Purpose: To synthesise current literature regarding applications of universal design (UD) to built environments that promote social participation, identify areas of agreement and areas requiring further attention and development. Occupations refer to personally meaningful activities, which people need, want or must do as part of their daily life.
Materials and methods: Recently published literature (January 2011-December 2017) relevant to UD and built environments, and pertaining to any discipline or professional area, were identified via a systematic search of databases in the EbscoHOST platform. The person-environment-occupation (PEO) model was chosen as a theoretical framework for the review, which included a sample of 33 peer reviewed journal articles.
Results: The current discourse is driven more by description, discussion, and commentary than empirical approaches; although, a combination of quantitative, qualitative, and mixed methods approaches was employed. Much of the current discourse on UD and the built environment focuses on the person and the environment, with the occupations carried out in built environments and the interaction between these domains not referred to in much detail.

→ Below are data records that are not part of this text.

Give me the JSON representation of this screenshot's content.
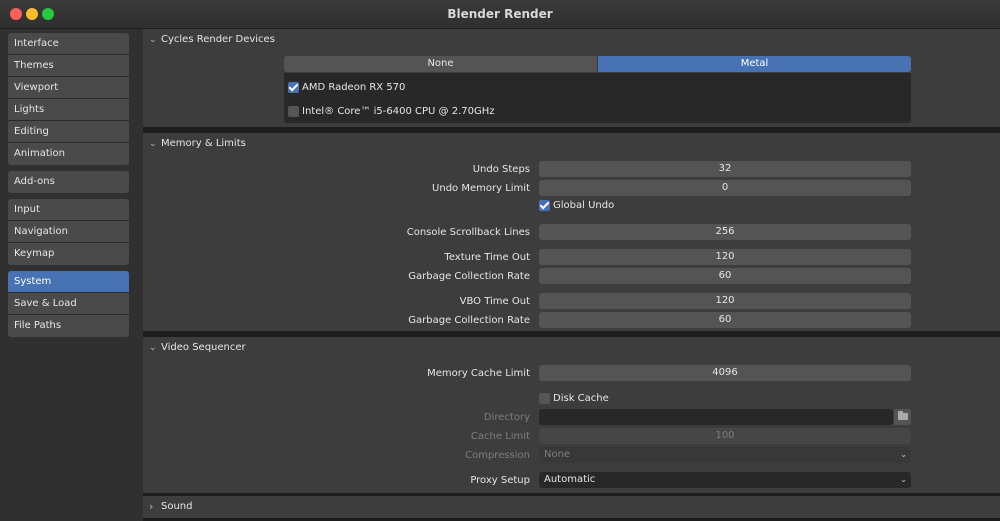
{
  "window": {
    "title": "Blender Render"
  },
  "sidebar": {
    "groups": [
      [
        "Interface",
        "Themes",
        "Viewport",
        "Lights",
        "Editing",
        "Animation"
      ],
      [
        "Add-ons"
      ],
      [
        "Input",
        "Navigation",
        "Keymap"
      ],
      [
        "System",
        "Save & Load",
        "File Paths"
      ]
    ],
    "active": "System"
  },
  "cycles": {
    "header": "Cycles Render Devices",
    "tabs": [
      "None",
      "Metal"
    ],
    "active_tab": "Metal",
    "devices": [
      {
        "label": "AMD Radeon RX 570",
        "checked": true
      },
      {
        "label": "Intel® Core™ i5-6400 CPU @ 2.70GHz",
        "checked": false
      }
    ]
  },
  "memory": {
    "header": "Memory & Limits",
    "undo_steps_label": "Undo Steps",
    "undo_steps": "32",
    "undo_mem_label": "Undo Memory Limit",
    "undo_mem": "0",
    "global_undo_label": "Global Undo",
    "global_undo": true,
    "console_label": "Console Scrollback Lines",
    "console": "256",
    "tex_timeout_label": "Texture Time Out",
    "tex_timeout": "120",
    "gc_rate_label": "Garbage Collection Rate",
    "gc_rate": "60",
    "vbo_timeout_label": "VBO Time Out",
    "vbo_timeout": "120",
    "gc_rate2_label": "Garbage Collection Rate",
    "gc_rate2": "60"
  },
  "sequencer": {
    "header": "Video Sequencer",
    "mem_cache_label": "Memory Cache Limit",
    "mem_cache": "4096",
    "disk_cache_label": "Disk Cache",
    "disk_cache": false,
    "directory_label": "Directory",
    "directory": "",
    "cache_limit_label": "Cache Limit",
    "cache_limit": "100",
    "compression_label": "Compression",
    "compression": "None",
    "proxy_label": "Proxy Setup",
    "proxy": "Automatic"
  },
  "sound": {
    "header": "Sound"
  },
  "colors": {
    "accent": "#4772b3",
    "panel": "#3d3d3d",
    "field": "#545454"
  }
}
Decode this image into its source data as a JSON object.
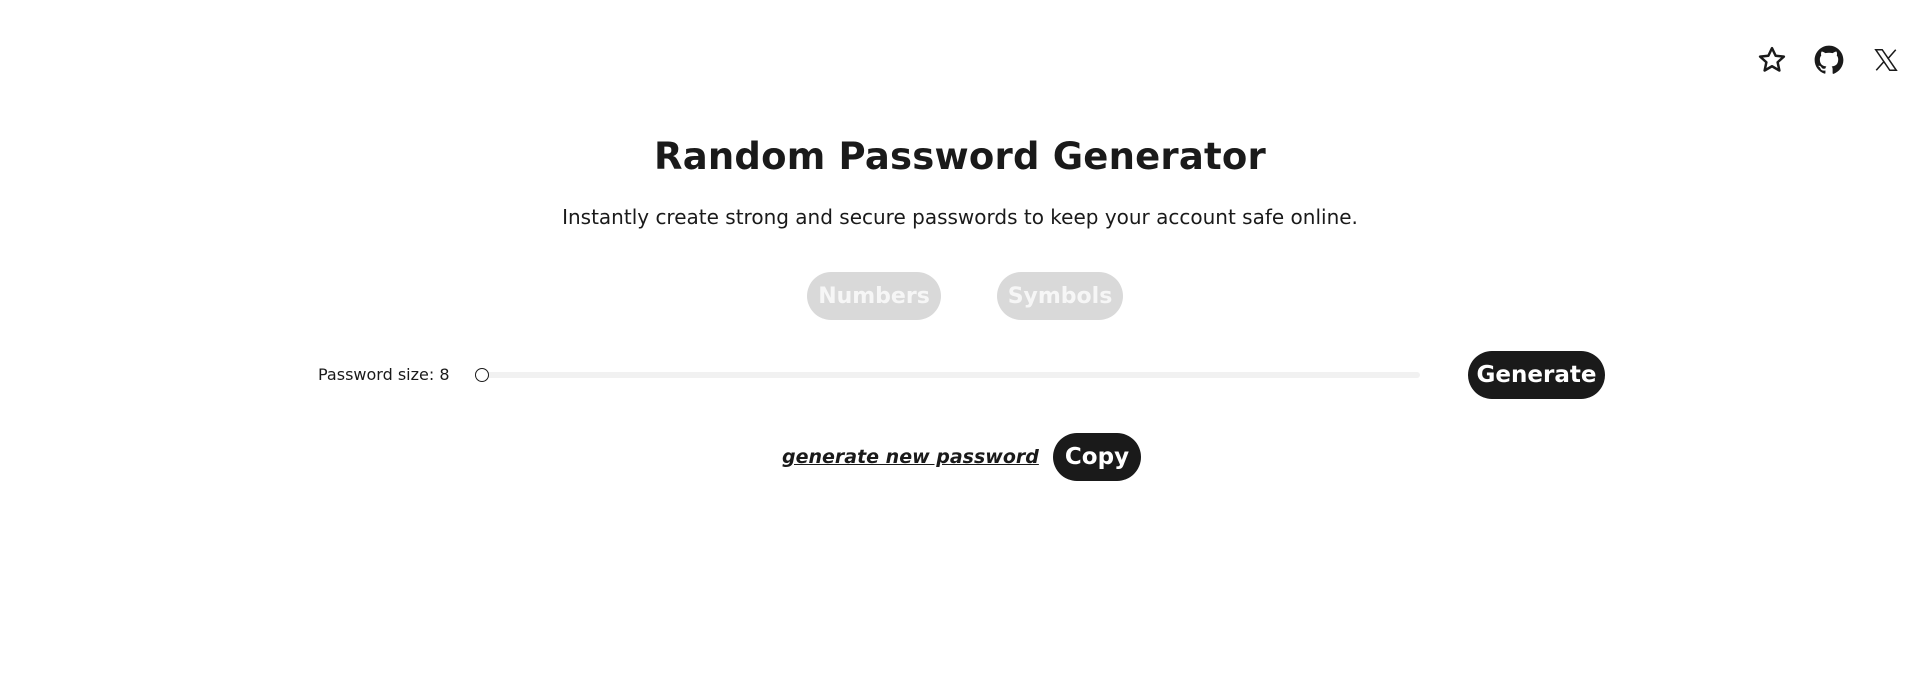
{
  "header": {
    "icons": [
      "star-icon",
      "github-icon",
      "x-logo-icon"
    ]
  },
  "main": {
    "title": "Random Password Generator",
    "subtitle": "Instantly create strong and secure passwords to keep your account safe online.",
    "options": {
      "numbers_label": "Numbers",
      "symbols_label": "Symbols",
      "numbers_enabled": false,
      "symbols_enabled": false
    },
    "size": {
      "label": "Password size: 8",
      "value": 8
    },
    "generate_label": "Generate",
    "password_output": "generate new password",
    "copy_label": "Copy"
  },
  "colors": {
    "dark": "#1a1a1a",
    "pill_inactive_bg": "#d9d9d9",
    "pill_inactive_text": "#f6f6f6",
    "track": "#f1f1f1"
  }
}
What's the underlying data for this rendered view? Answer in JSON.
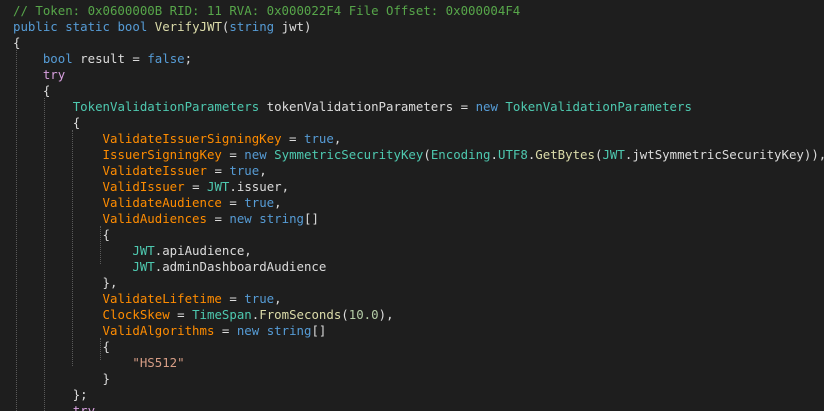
{
  "comment": "// Token: 0x0600000B RID: 11 RVA: 0x000022F4 File Offset: 0x000004F4",
  "signature": {
    "modifiers": "public static",
    "return_type": "bool",
    "method_name": "VerifyJWT",
    "param_type": "string",
    "param_name": "jwt"
  },
  "body": {
    "result_decl": {
      "type": "bool",
      "name": "result",
      "value": "false"
    },
    "try_kw": "try",
    "tvp_decl": {
      "type": "TokenValidationParameters",
      "name": "tokenValidationParameters",
      "new_kw": "new",
      "new_type": "TokenValidationParameters"
    },
    "props": {
      "validate_issuer_signing_key": {
        "name": "ValidateIssuerSigningKey",
        "value": "true"
      },
      "issuer_signing_key": {
        "name": "IssuerSigningKey",
        "new_kw": "new",
        "type": "SymmetricSecurityKey",
        "encoding": "Encoding",
        "utf8": "UTF8",
        "method": "GetBytes",
        "jwt_class": "JWT",
        "member": "jwtSymmetricSecurityKey"
      },
      "validate_issuer": {
        "name": "ValidateIssuer",
        "value": "true"
      },
      "valid_issuer": {
        "name": "ValidIssuer",
        "class": "JWT",
        "member": "issuer"
      },
      "validate_audience": {
        "name": "ValidateAudience",
        "value": "true"
      },
      "valid_audiences": {
        "name": "ValidAudiences",
        "new_kw": "new",
        "type": "string",
        "items": [
          {
            "class": "JWT",
            "member": "apiAudience"
          },
          {
            "class": "JWT",
            "member": "adminDashboardAudience"
          }
        ]
      },
      "validate_lifetime": {
        "name": "ValidateLifetime",
        "value": "true"
      },
      "clock_skew": {
        "name": "ClockSkew",
        "type": "TimeSpan",
        "method": "FromSeconds",
        "arg": "10.0"
      },
      "valid_algorithms": {
        "name": "ValidAlgorithms",
        "new_kw": "new",
        "type": "string",
        "item": "\"HS512\""
      }
    },
    "inner_try_kw": "try"
  }
}
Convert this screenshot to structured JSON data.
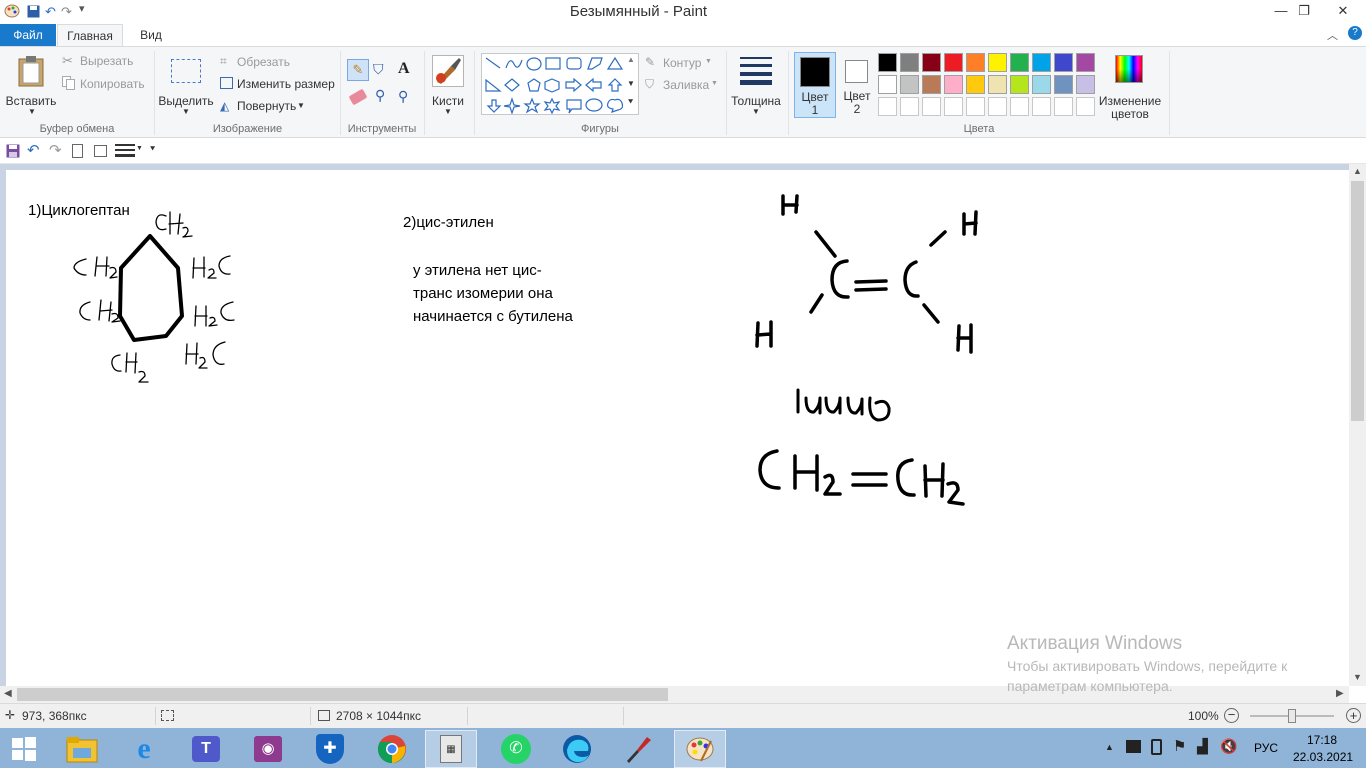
{
  "window": {
    "title": "Безымянный - Paint",
    "minimize": "—",
    "restore": "❐",
    "close": "✕"
  },
  "tabs": {
    "file": "Файл",
    "home": "Главная",
    "view": "Вид"
  },
  "ribbon": {
    "clipboard": {
      "paste": "Вставить",
      "cut": "Вырезать",
      "copy": "Копировать",
      "label": "Буфер обмена"
    },
    "image": {
      "select": "Выделить",
      "crop": "Обрезать",
      "resize": "Изменить размер",
      "rotate": "Повернуть",
      "label": "Изображение"
    },
    "tools": {
      "label": "Инструменты",
      "text_glyph": "A"
    },
    "brushes": {
      "label": "Кисти"
    },
    "shapes": {
      "outline": "Контур",
      "fill": "Заливка",
      "label": "Фигуры"
    },
    "size": {
      "label": "Толщина"
    },
    "colors": {
      "color1_line1": "Цвет",
      "color1_line2": "1",
      "color2_line1": "Цвет",
      "color2_line2": "2",
      "edit_line1": "Изменение",
      "edit_line2": "цветов",
      "label": "Цвета",
      "color1": "#000000",
      "color2": "#ffffff",
      "palette_row1": [
        "#000000",
        "#7f7f7f",
        "#880015",
        "#ed1c24",
        "#ff7f27",
        "#fff200",
        "#22b14c",
        "#00a2e8",
        "#3f48cc",
        "#a349a4"
      ],
      "palette_row2": [
        "#ffffff",
        "#c3c3c3",
        "#b97a57",
        "#ffaec9",
        "#ffc90e",
        "#efe4b0",
        "#b5e61d",
        "#99d9ea",
        "#7092be",
        "#c8bfe7"
      ]
    }
  },
  "canvas": {
    "text1": "1)Циклогептан",
    "text2": "2)цис-этилен",
    "note_line1": "у этилена нет цис-",
    "note_line2": "транс изомерии она",
    "note_line3": "начинается с бутилена"
  },
  "watermark": {
    "title": "Активация Windows",
    "line1": "Чтобы активировать Windows, перейдите к",
    "line2": "параметрам компьютера."
  },
  "status": {
    "cursor_pos": "973, 368пкс",
    "image_size": "2708 × 1044пкс",
    "zoom": "100%"
  },
  "taskbar": {
    "lang": "РУС",
    "time": "17:18",
    "date": "22.03.2021"
  }
}
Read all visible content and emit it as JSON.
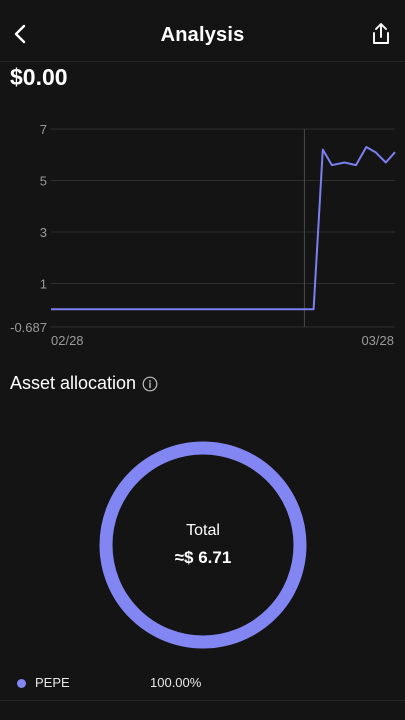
{
  "header": {
    "title": "Analysis",
    "back_icon": "chevron-left-icon",
    "share_icon": "share-icon"
  },
  "balance": "$0.00",
  "chart_data": {
    "type": "line",
    "x_tick_labels": [
      "02/28",
      "03/28"
    ],
    "y_ticks": [
      7,
      5,
      3,
      1,
      -0.687
    ],
    "y_tick_labels": [
      "7",
      "5",
      "3",
      "1",
      "-0.687"
    ],
    "ylim": [
      -0.687,
      7
    ],
    "x_range": [
      0,
      30
    ],
    "grid": true,
    "series": [
      {
        "color": "#7b7ff0",
        "points": [
          [
            0,
            0
          ],
          [
            22.9,
            0
          ],
          [
            23.7,
            6.2
          ],
          [
            24.5,
            5.6
          ],
          [
            25.6,
            5.7
          ],
          [
            26.6,
            5.6
          ],
          [
            27.5,
            6.3
          ],
          [
            28.3,
            6.1
          ],
          [
            29.2,
            5.7
          ],
          [
            30,
            6.1
          ]
        ]
      }
    ],
    "crosshair_x": 22.1
  },
  "allocation": {
    "title": "Asset allocation",
    "info_icon": "info-icon",
    "total_label": "Total",
    "total_value": "≈$ 6.71",
    "ring_color": "#8286f2",
    "legend": [
      {
        "name": "PEPE",
        "percent": "100.00%",
        "color": "#8286f2"
      }
    ]
  }
}
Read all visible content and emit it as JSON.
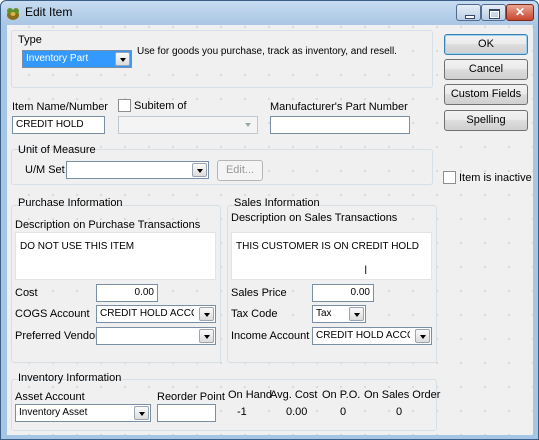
{
  "window": {
    "title": "Edit Item"
  },
  "type_section": {
    "label": "Type",
    "selected": "Inventory Part",
    "description": "Use for goods you purchase, track as inventory, and resell."
  },
  "buttons": {
    "ok": "OK",
    "cancel": "Cancel",
    "custom_fields": "Custom Fields",
    "spelling": "Spelling"
  },
  "item": {
    "name_label": "Item Name/Number",
    "name_value": "CREDIT HOLD",
    "subitem_label": "Subitem of",
    "subitem_value": "",
    "mfr_label": "Manufacturer's Part Number",
    "mfr_value": ""
  },
  "uom": {
    "group_label": "Unit of Measure",
    "set_label": "U/M Set",
    "set_value": "",
    "edit_label": "Edit..."
  },
  "inactive_label": "Item is inactive",
  "purchase": {
    "group_label": "Purchase Information",
    "desc_label": "Description on Purchase Transactions",
    "desc_value": "DO NOT USE THIS ITEM",
    "cost_label": "Cost",
    "cost_value": "0.00",
    "cogs_label": "COGS Account",
    "cogs_value": "CREDIT HOLD ACCO...",
    "vendor_label": "Preferred Vendor",
    "vendor_value": ""
  },
  "sales": {
    "group_label": "Sales Information",
    "desc_label": "Description on Sales Transactions",
    "desc_value": "THIS CUSTOMER IS ON CREDIT HOLD",
    "price_label": "Sales Price",
    "price_value": "0.00",
    "tax_label": "Tax Code",
    "tax_value": "Tax",
    "income_label": "Income Account",
    "income_value": "CREDIT HOLD ACCO..."
  },
  "inventory": {
    "group_label": "Inventory Information",
    "asset_label": "Asset Account",
    "asset_value": "Inventory Asset",
    "reorder_label": "Reorder Point",
    "reorder_value": "",
    "on_hand_label": "On Hand",
    "on_hand_value": "-1",
    "avg_cost_label": "Avg. Cost",
    "avg_cost_value": "0.00",
    "on_po_label": "On P.O.",
    "on_po_value": "0",
    "on_sales_order_label": "On Sales Order",
    "on_sales_order_value": "0"
  },
  "colors": {
    "title_bar": "#a9c6e4",
    "selection": "#3399ff",
    "close_button": "#c8452d"
  }
}
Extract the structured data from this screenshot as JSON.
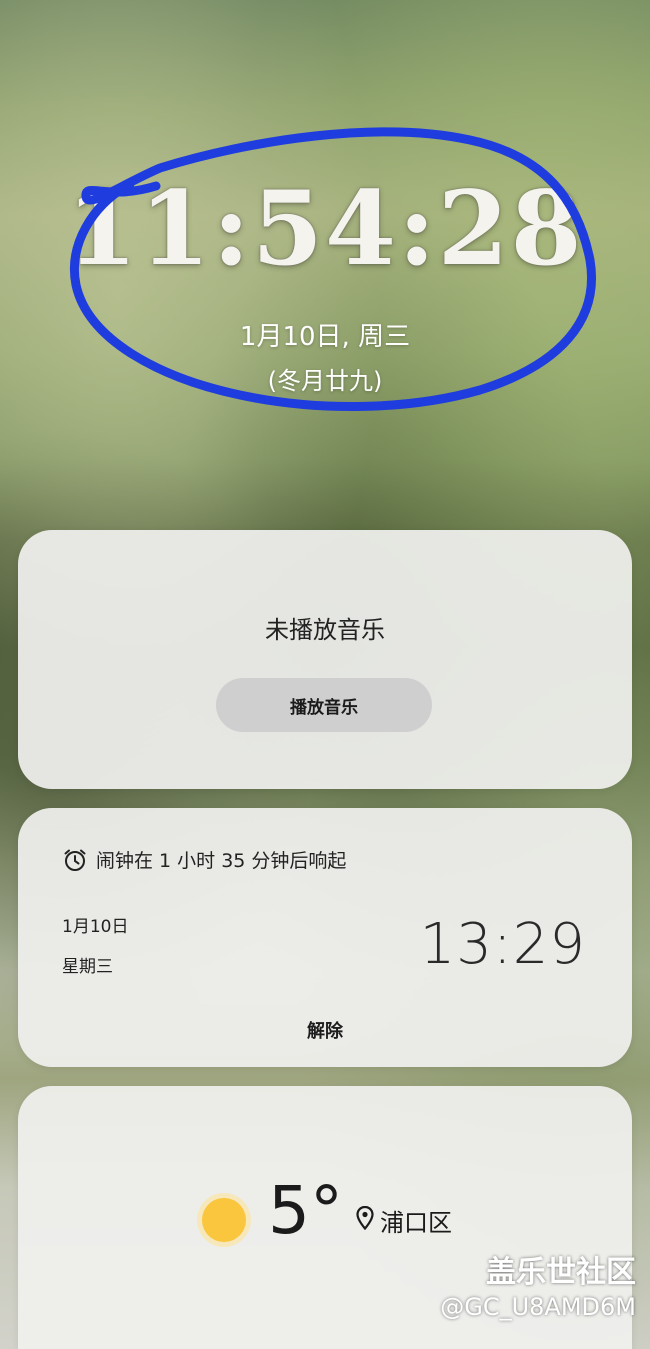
{
  "lockscreen": {
    "clock": "11:54:28",
    "date": "1月10日, 周三",
    "lunar_date": "(冬月廿九)"
  },
  "music_widget": {
    "status": "未播放音乐",
    "play_button_label": "播放音乐"
  },
  "alarm_widget": {
    "header": "闹钟在 1 小时 35 分钟后响起",
    "date": "1月10日",
    "weekday": "星期三",
    "time": "13:29",
    "dismiss_label": "解除"
  },
  "weather_widget": {
    "temperature": "5°",
    "location": "浦口区",
    "icon": "sun-icon"
  },
  "watermark": {
    "community": "盖乐世社区",
    "user": "@GC_U8AMD6M"
  },
  "colors": {
    "annotation_stroke": "#1f3dde",
    "sun": "#f9c63e",
    "card_bg": "#f0f0ee"
  }
}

Conclusions: Including occupations, social participation, multi- and trans-disciplinary collaboration, and multicultural perspectives in the ongoing discourse around UD would enable the concept to reach its full potential as a medium for social justice. Implications for Rehabilitation The universal design (UD) process must account for the occupations that people perform in the built environment. Multi-disciplinary research and development, using multiple methods, is the most appropriate approach to investigate the application of UD to the built environment. Key areas of contention within the current discourse include meaningful inclusion of non-professional stakeholders, tensions between embracing and eliminating diversity and how professional education should be delivered.
Keywords: ITEA process; Inclusive design; PEO model; design for all; social participation.